But, still. Where does your heart want to be? How do you put your a** there?

Making Potato Salad

(image from tasteofhome.com — I chose this picture for the bowl)

I am pleased to share a poem written by my friend from Writing Lab, Kathryn Johnson. Feeding people seems to be one of our basic instincts in the face of grief.


Making Potato Salad

It is better to go to a house of mourning than to go to a house of feasting because that is the end of every man, and the living takes it to heart.

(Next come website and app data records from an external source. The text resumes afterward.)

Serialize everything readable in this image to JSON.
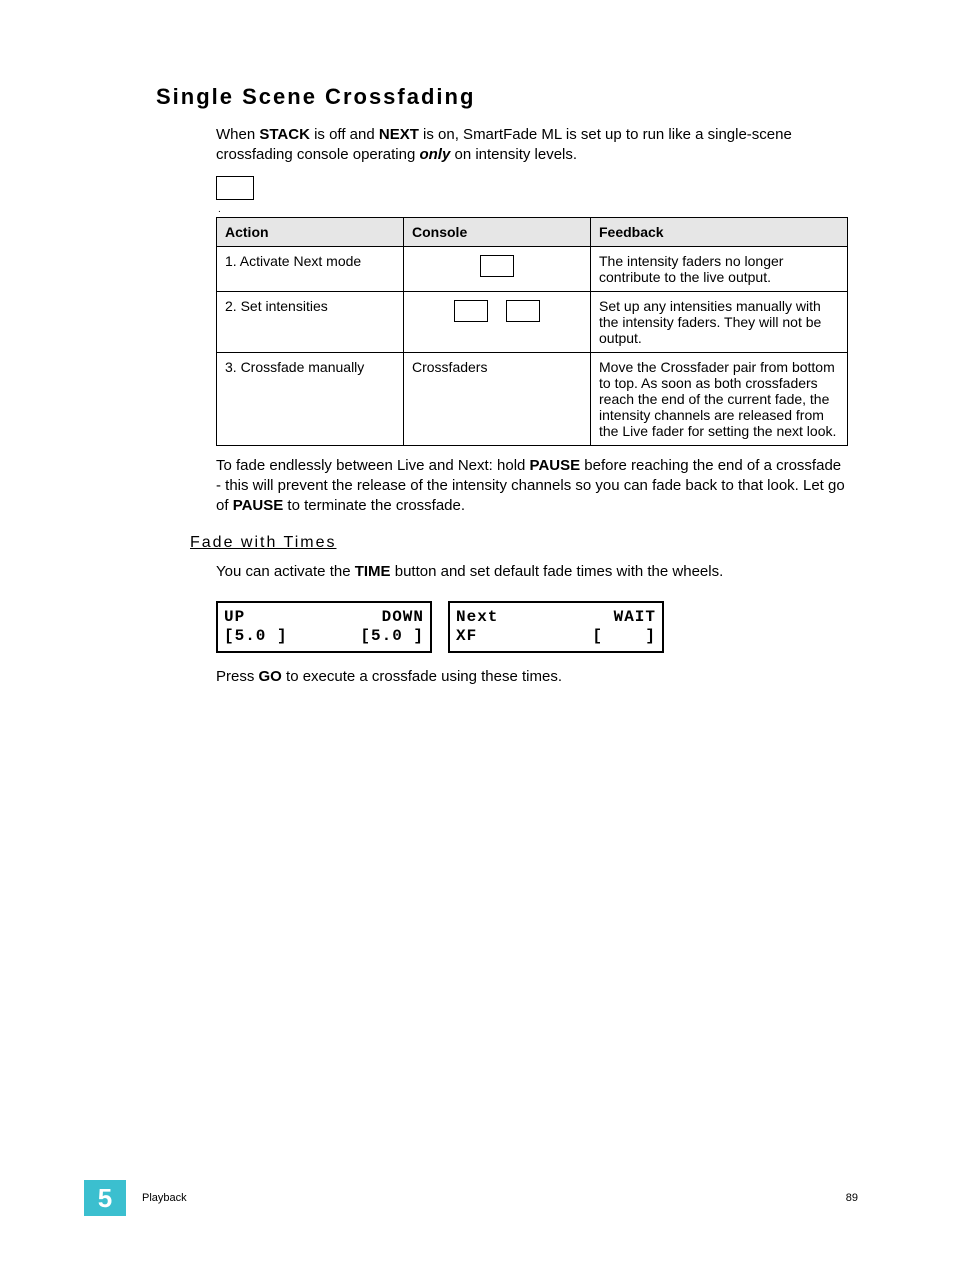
{
  "heading": "Single Scene Crossfading",
  "intro": {
    "pre1": "When ",
    "b1": "STACK",
    "mid1": " is off and ",
    "b2": "NEXT",
    "mid2": " is on, SmartFade ML is set up to run like a single-scene crossfading console operating ",
    "i1": "only",
    "post": " on intensity levels."
  },
  "table": {
    "headers": {
      "action": "Action",
      "console": "Console",
      "feedback": "Feedback"
    },
    "rows": [
      {
        "action": "1. Activate Next mode",
        "console_text": "",
        "box_count": 1,
        "feedback": "The intensity faders no longer contribute to the live output."
      },
      {
        "action": "2. Set intensities",
        "console_text": "",
        "box_count": 2,
        "feedback": "Set up any intensities manually with the intensity faders. They will not be output."
      },
      {
        "action": "3. Crossfade manually",
        "console_text": "Crossfaders",
        "box_count": 0,
        "feedback": "Move the Crossfader pair from bottom to top. As soon as both crossfaders reach the end of the current fade, the intensity channels are released from the Live fader for setting the next look."
      }
    ]
  },
  "after_table": {
    "pre": "To fade endlessly between Live and Next: hold ",
    "b1": "PAUSE",
    "mid": " before reaching the end of a crossfade - this will prevent the release of the intensity channels so you can fade back to that look. Let go of ",
    "b2": "PAUSE",
    "post": " to terminate the crossfade."
  },
  "subheading": "Fade with Times",
  "fade_intro": {
    "pre": "You can activate the ",
    "b1": "TIME",
    "post": " button and set default fade times with the wheels."
  },
  "lcd1": {
    "l1a": "UP",
    "l1b": "DOWN",
    "l2a": "[5.0 ]",
    "l2b": "[5.0 ]"
  },
  "lcd2": {
    "l1a": "Next",
    "l1b": "WAIT",
    "l2a": "XF",
    "l2b": "[    ]"
  },
  "go_line": {
    "pre": "Press ",
    "b1": "GO",
    "post": " to execute a crossfade using these times."
  },
  "footer": {
    "chapter": "5",
    "title": "Playback",
    "page": "89"
  }
}
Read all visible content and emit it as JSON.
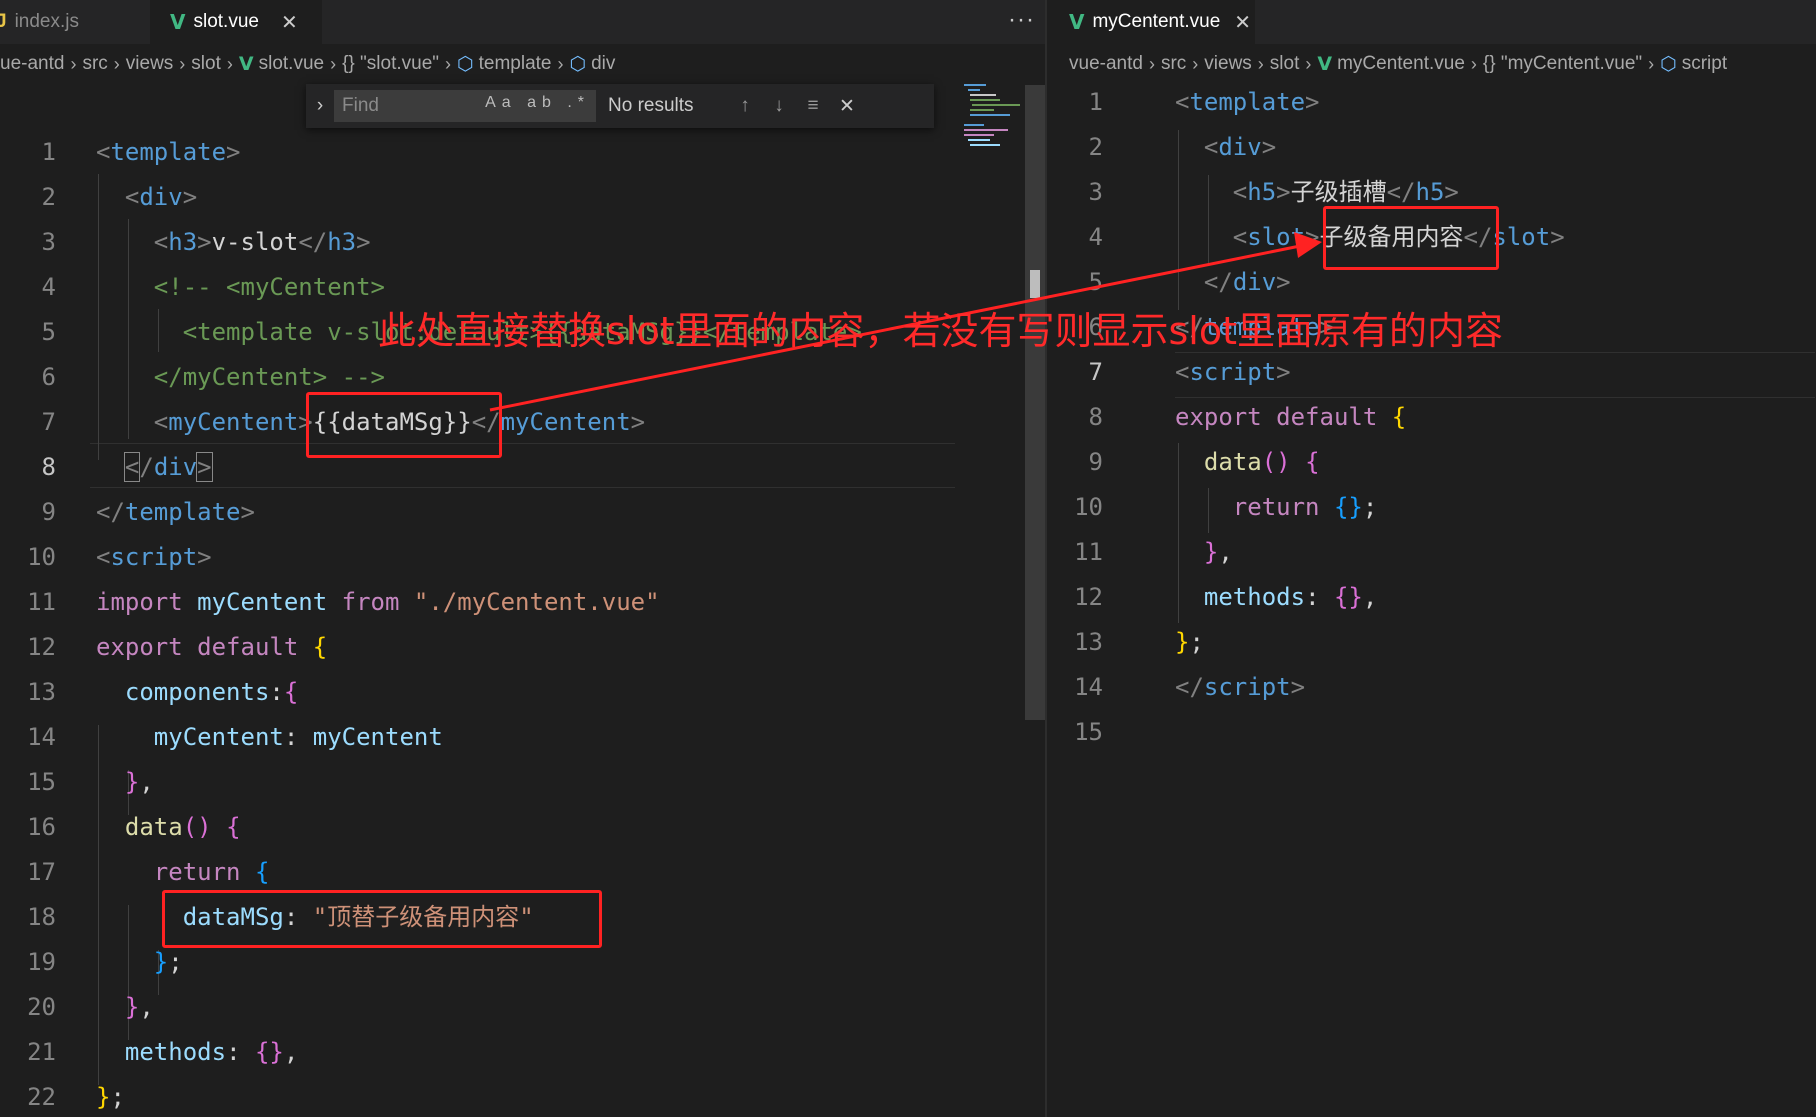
{
  "left": {
    "tabs": [
      {
        "icon": "JS",
        "label": "index.js",
        "active": false
      },
      {
        "icon": "V",
        "label": "slot.vue",
        "active": true,
        "close": "✕"
      }
    ],
    "more": "···",
    "breadcrumb": [
      "ue-antd",
      "src",
      "views",
      "slot",
      "slot.vue",
      "{} \"slot.vue\"",
      "template",
      "div"
    ],
    "find": {
      "placeholder": "Find",
      "options": "Aa ab .*",
      "result": "No results"
    },
    "line_numbers": [
      "1",
      "2",
      "3",
      "4",
      "5",
      "6",
      "7",
      "8",
      "9",
      "10",
      "11",
      "12",
      "13",
      "14",
      "15",
      "16",
      "17",
      "18",
      "19",
      "20",
      "21",
      "22"
    ],
    "code": {
      "l1": "template",
      "l2": "div",
      "l3_tag": "h3",
      "l3_text": "v-slot",
      "l4": "<!-- <myCentent>",
      "l5": "<template v-slot:default>{{dataMSg}}</template>",
      "l6": "</myCentent> -->",
      "l7_tag": "myCentent",
      "l7_expr": "{{dataMSg}}",
      "l8": "div",
      "l9": "template",
      "l10": "script",
      "l11_kw1": "import",
      "l11_var": "myCentent",
      "l11_kw2": "from",
      "l11_str": "\"./myCentent.vue\"",
      "l12_kw": "export default",
      "l13": "components",
      "l14_key": "myCentent",
      "l14_val": "myCentent",
      "l16": "data",
      "l17": "return",
      "l18_key": "dataMSg",
      "l18_str": "\"顶替子级备用内容\"",
      "l21": "methods"
    }
  },
  "right": {
    "tabs": [
      {
        "icon": "V",
        "label": "myCentent.vue",
        "active": true,
        "close": "✕"
      }
    ],
    "breadcrumb": [
      "vue-antd",
      "src",
      "views",
      "slot",
      "myCentent.vue",
      "{} \"myCentent.vue\"",
      "script"
    ],
    "line_numbers": [
      "1",
      "2",
      "3",
      "4",
      "5",
      "6",
      "7",
      "8",
      "9",
      "10",
      "11",
      "12",
      "13",
      "14",
      "15"
    ],
    "code": {
      "l1": "template",
      "l2": "div",
      "l3_tag": "h5",
      "l3_text": "子级插槽",
      "l4_tag": "slot",
      "l4_text": "子级备用内容",
      "l5": "div",
      "l6": "template",
      "l7": "script",
      "l8_kw": "export default",
      "l9": "data",
      "l10": "return",
      "l12": "methods"
    }
  },
  "annotation": "此处直接替换slot里面的内容，若没有写则显示slot里面原有的内容",
  "colors": {
    "annotation": "#ff2222",
    "tag": "#569cd6",
    "keyword": "#c586c0",
    "string": "#ce9178",
    "variable": "#9cdcfe"
  }
}
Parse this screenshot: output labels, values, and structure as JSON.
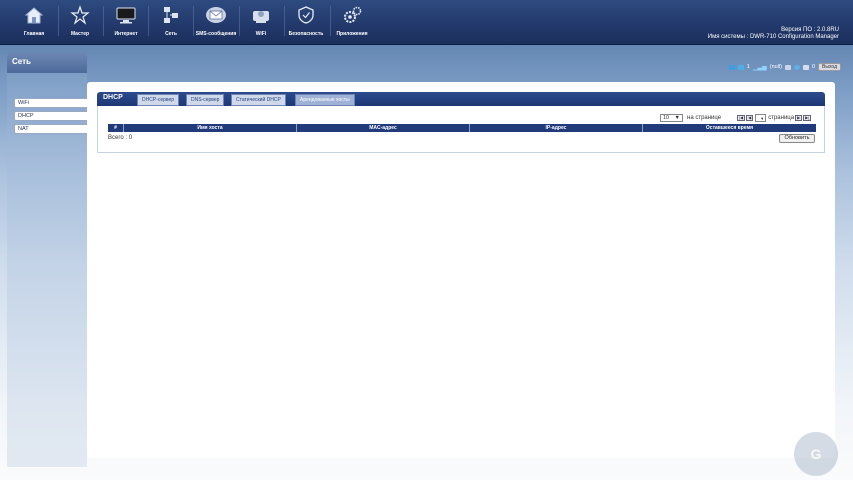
{
  "nav": [
    {
      "label": "Главная",
      "icon": "home-icon"
    },
    {
      "label": "Мастер",
      "icon": "wizard-icon"
    },
    {
      "label": "Интернет",
      "icon": "monitor-icon"
    },
    {
      "label": "Сеть",
      "icon": "network-icon"
    },
    {
      "label": "SMS-сообщения",
      "icon": "envelope-icon"
    },
    {
      "label": "WiFi",
      "icon": "wifi-icon"
    },
    {
      "label": "Безопасность",
      "icon": "shield-icon"
    },
    {
      "label": "Приложения",
      "icon": "gears-icon"
    }
  ],
  "firmware": {
    "version_line": "Версия ПО : 2.0.8RU",
    "system_line": "Имя системы : DWR-710 Configuration Manager"
  },
  "sidebar": {
    "title": "Сеть",
    "items": [
      "WiFi",
      "DHCP",
      "NAT"
    ]
  },
  "status": {
    "sms_count": "1",
    "signal_text": "(null)",
    "count_zero": "0",
    "logout_label": "Выход"
  },
  "dhcp": {
    "title": "DHCP",
    "tabs": [
      "DHCP-сервер",
      "DNS-сервер",
      "Статический DHCP",
      "Арендованные хосты"
    ],
    "active_tab": 3,
    "per_page_value": "10",
    "per_page_label": "на странице",
    "page_label": "страница",
    "columns": [
      "#",
      "Имя хоста",
      "MAC-адрес",
      "IP-адрес",
      "Оставшееся время"
    ],
    "total_label": "Всего : 0",
    "refresh_label": "Обновить"
  },
  "colors": {
    "header_bg": "#22386a",
    "accent": "#203a7a"
  }
}
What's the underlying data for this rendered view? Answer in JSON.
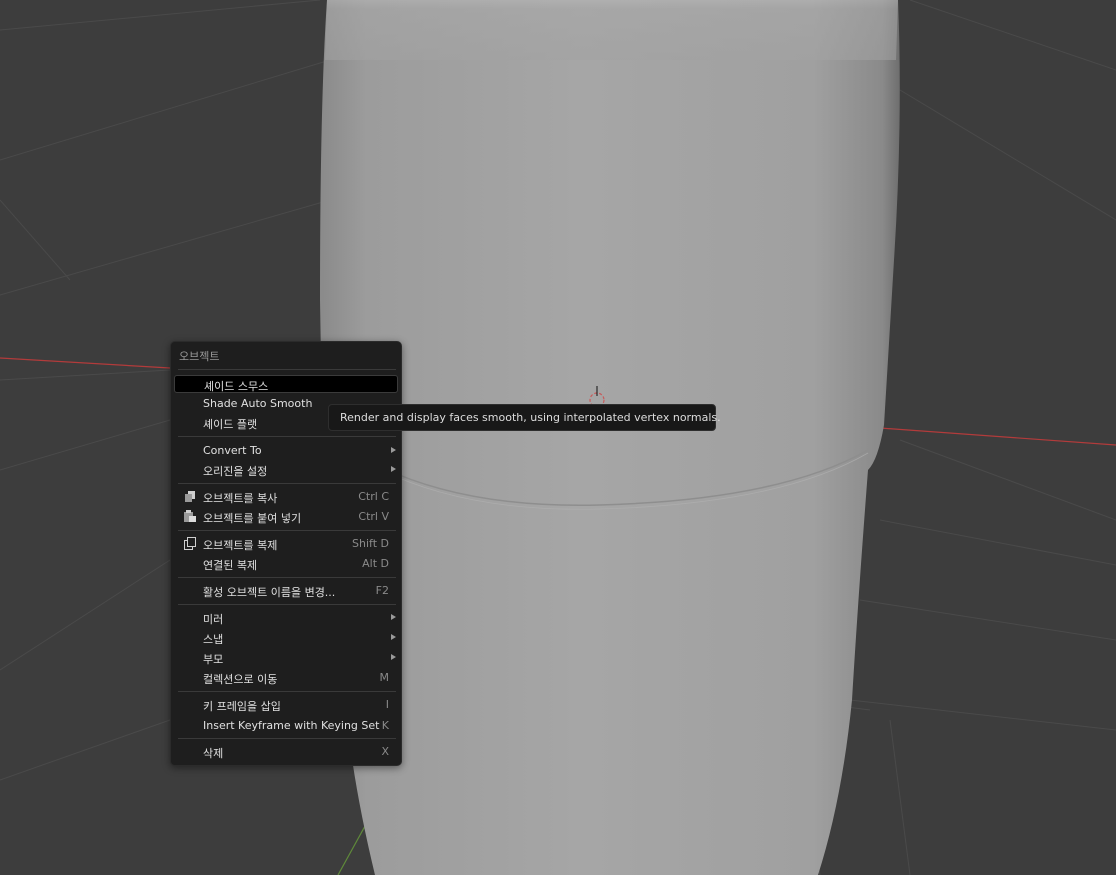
{
  "menu": {
    "title": "오브젝트",
    "items": [
      {
        "label": "셰이드 스무스",
        "shortcut": "",
        "submenu": false,
        "highlighted": true
      },
      {
        "label": "Shade Auto Smooth",
        "shortcut": "",
        "submenu": false
      },
      {
        "label": "셰이드 플랫",
        "shortcut": "",
        "submenu": false
      },
      {
        "label": "Convert To",
        "shortcut": "",
        "submenu": true
      },
      {
        "label": "오리진을 설정",
        "shortcut": "",
        "submenu": true
      },
      {
        "label": "오브젝트를 복사",
        "shortcut": "Ctrl C",
        "submenu": false,
        "icon": "copy-icon"
      },
      {
        "label": "오브젝트를 붙여 넣기",
        "shortcut": "Ctrl V",
        "submenu": false,
        "icon": "paste-icon"
      },
      {
        "label": "오브젝트를 복제",
        "shortcut": "Shift D",
        "submenu": false,
        "icon": "duplicate-icon"
      },
      {
        "label": "연결된 복제",
        "shortcut": "Alt D",
        "submenu": false
      },
      {
        "label": "활성 오브젝트 이름을 변경...",
        "shortcut": "F2",
        "submenu": false
      },
      {
        "label": "미러",
        "shortcut": "",
        "submenu": true
      },
      {
        "label": "스냅",
        "shortcut": "",
        "submenu": true
      },
      {
        "label": "부모",
        "shortcut": "",
        "submenu": true
      },
      {
        "label": "컬렉션으로 이동",
        "shortcut": "M",
        "submenu": false
      },
      {
        "label": "키 프레임을 삽입",
        "shortcut": "I",
        "submenu": false
      },
      {
        "label": "Insert Keyframe with Keying Set",
        "shortcut": "K",
        "submenu": false
      },
      {
        "label": "삭제",
        "shortcut": "X",
        "submenu": false
      }
    ]
  },
  "tooltip": {
    "text": "Render and display faces smooth, using interpolated vertex normals."
  },
  "colors": {
    "viewport_bg": "#3d3d3d",
    "menu_bg": "#1e1e1e",
    "highlight_bg": "#000000",
    "axis_x": "#b33b3b",
    "axis_y": "#5f8a3a"
  }
}
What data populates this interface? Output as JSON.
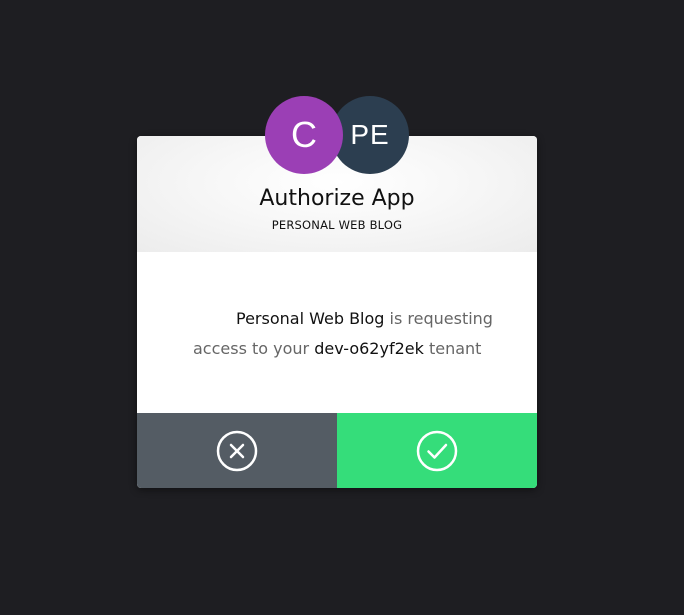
{
  "dialog": {
    "client_avatar": {
      "initials": "C",
      "color": "#9b3fb5"
    },
    "tenant_avatar": {
      "initials": "PE",
      "color": "#2c3e50"
    },
    "title": "Authorize App",
    "subtitle": "PERSONAL WEB BLOG",
    "message": {
      "app_name": "Personal Web Blog",
      "text_requesting": " is requesting",
      "text_access": "access to your ",
      "tenant_name": "dev-o62yf2ek",
      "text_tenant": " tenant"
    },
    "actions": {
      "deny": {
        "icon": "close-circle-icon",
        "color": "#545c64"
      },
      "accept": {
        "icon": "check-circle-icon",
        "color": "#35dd7a"
      }
    }
  }
}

Ecclesiastes 7:2

A hundred miles away
Your voice crackles out the cell phone staccato message
Your father is dying.
So you’ll stay another day on the farm to arrange
The hospital bed in the windowed room
Where your mother
And your grandmother
Slept their waning nights next to the moonlit pasture.
I ask what I can do from here,
You list people to call, mail to send, then add
“Make potato salad.”

On the last picnic weekend twenty years ago,
The call came that the old man who had built our new church
Was dying of heart failure.
We arrived behind the ambulance
Too late.
You sat in the living room to comfort the widow and son,
I drifted to the kitchen with the at-loose-ends daughter-in-law.
Aimless strangers in a house of fresh mourning,
We found boiled potatoes and eggs
Pre-cooked for holiday lunch
Hours before this cloudless day tolled
Dark, somber, brassy.
I sliced the pickles, she peeled the eggs,
We measured mustard and mayo in a large mixing bowl,
Believing later
The grieving would be hungry.

But now, since you don’t eat potato salad,
I’ll mow the lawn, front and back,
I’ll wash your navy blue sweater and pin-stripe shirt,
I’ll pile up pictures of your father driving his tractor,
Smiling behind his commissioner’s desk,
Cradling his dark-eyed baby girl,
Sitting on the couch with his middle-aged sons,
Standing by the canal’s edge with the radiant blond wife of his youth.
I’ll fall asleep reading Ecclesiastes,
And tomorrow,
I’ll make oatmeal cookies, timed warm for your arrival,
In case you’re hungry.

Kathryn Duncan Johnson, May 2012